- [Task directions] The answer must consist of every line in the data below that holds the word "user".

(Page and application data records)
::::::
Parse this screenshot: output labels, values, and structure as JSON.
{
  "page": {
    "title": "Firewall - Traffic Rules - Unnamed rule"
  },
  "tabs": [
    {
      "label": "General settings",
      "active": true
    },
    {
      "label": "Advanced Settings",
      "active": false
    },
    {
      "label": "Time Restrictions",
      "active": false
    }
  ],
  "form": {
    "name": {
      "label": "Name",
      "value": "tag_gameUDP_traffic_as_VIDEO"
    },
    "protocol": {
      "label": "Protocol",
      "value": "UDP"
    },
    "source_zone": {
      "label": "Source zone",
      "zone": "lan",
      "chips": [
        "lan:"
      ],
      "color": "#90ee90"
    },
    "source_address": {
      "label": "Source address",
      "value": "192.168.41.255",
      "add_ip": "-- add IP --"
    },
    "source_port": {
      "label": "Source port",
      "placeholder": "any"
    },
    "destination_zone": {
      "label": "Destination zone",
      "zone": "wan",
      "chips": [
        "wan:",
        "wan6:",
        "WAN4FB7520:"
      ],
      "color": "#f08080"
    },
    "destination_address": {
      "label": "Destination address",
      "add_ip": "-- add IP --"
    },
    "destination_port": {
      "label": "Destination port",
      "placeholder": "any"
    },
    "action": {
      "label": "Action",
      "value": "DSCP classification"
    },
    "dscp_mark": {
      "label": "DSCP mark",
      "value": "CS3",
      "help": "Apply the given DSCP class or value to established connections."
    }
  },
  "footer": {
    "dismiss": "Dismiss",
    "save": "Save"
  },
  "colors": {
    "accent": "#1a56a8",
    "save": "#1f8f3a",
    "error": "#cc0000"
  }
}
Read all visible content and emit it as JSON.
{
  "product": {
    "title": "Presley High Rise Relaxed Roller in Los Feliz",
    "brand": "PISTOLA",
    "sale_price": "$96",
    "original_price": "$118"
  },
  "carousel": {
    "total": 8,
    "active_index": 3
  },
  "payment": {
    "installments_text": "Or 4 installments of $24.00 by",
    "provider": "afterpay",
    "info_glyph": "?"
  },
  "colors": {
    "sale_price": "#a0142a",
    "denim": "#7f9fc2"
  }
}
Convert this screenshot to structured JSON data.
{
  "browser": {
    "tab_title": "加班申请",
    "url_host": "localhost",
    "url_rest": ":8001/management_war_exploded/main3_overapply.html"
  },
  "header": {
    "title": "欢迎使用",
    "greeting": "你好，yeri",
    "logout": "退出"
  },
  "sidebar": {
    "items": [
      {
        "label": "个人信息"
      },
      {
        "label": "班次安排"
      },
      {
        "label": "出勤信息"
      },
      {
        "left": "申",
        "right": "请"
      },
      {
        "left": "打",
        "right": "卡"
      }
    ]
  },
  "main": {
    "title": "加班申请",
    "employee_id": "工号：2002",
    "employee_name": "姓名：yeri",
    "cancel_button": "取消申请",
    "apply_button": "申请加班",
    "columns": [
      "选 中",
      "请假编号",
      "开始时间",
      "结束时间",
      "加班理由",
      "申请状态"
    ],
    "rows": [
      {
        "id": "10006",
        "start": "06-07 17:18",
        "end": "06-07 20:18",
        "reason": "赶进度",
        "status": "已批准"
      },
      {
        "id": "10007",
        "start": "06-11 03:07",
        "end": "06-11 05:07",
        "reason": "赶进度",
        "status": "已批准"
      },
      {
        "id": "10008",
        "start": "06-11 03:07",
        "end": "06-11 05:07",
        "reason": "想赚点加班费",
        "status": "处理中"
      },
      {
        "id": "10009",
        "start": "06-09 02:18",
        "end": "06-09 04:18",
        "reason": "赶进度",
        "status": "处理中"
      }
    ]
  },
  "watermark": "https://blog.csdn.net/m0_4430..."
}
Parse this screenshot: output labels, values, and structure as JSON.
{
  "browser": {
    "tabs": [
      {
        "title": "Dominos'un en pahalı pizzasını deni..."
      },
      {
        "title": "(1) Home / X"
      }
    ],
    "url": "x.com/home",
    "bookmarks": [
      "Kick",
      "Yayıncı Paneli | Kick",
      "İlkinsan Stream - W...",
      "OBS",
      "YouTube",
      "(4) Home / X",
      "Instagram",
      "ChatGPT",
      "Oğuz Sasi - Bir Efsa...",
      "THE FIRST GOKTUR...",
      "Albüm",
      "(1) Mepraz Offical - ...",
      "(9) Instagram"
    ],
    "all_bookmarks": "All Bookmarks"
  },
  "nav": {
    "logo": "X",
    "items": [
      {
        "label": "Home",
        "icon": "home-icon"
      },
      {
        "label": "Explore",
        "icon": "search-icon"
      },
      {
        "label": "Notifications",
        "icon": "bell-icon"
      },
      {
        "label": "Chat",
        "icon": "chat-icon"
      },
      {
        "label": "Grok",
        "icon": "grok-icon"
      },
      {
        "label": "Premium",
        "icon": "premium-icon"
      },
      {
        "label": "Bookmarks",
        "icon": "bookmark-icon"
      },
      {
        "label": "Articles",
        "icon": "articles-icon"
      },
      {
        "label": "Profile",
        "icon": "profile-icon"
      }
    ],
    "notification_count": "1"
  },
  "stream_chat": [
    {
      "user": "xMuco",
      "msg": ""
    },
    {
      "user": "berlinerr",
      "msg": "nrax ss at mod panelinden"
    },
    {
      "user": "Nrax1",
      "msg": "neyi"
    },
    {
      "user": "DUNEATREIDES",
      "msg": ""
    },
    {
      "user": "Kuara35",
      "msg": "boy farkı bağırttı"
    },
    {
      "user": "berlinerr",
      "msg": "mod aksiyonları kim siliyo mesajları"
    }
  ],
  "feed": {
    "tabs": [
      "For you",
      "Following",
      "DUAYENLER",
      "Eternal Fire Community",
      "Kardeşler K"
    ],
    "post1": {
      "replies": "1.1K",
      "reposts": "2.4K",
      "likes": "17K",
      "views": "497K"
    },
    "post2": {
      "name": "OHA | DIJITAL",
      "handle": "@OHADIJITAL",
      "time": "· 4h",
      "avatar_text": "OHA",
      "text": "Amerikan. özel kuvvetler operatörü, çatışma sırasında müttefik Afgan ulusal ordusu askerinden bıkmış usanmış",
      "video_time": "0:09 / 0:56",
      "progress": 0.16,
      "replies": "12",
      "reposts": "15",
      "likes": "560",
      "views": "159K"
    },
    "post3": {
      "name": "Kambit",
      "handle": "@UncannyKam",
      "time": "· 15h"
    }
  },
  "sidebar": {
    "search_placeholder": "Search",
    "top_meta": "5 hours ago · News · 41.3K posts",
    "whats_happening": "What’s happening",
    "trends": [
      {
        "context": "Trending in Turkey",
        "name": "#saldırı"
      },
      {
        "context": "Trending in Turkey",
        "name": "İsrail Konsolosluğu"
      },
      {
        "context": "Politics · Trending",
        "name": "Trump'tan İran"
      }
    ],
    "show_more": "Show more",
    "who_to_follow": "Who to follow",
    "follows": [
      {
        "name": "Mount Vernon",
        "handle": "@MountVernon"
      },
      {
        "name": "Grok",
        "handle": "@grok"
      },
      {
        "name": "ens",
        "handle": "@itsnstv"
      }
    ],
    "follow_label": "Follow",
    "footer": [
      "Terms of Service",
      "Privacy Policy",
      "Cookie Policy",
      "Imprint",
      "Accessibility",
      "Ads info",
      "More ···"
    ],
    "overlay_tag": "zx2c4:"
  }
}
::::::
- [Completed task]
      "user": "xMuco",
      "user": "berlinerr",
      "user": "Nrax1",
      "user": "DUNEATREIDES",
      "user": "Kuara35",
      "user": "berlinerr",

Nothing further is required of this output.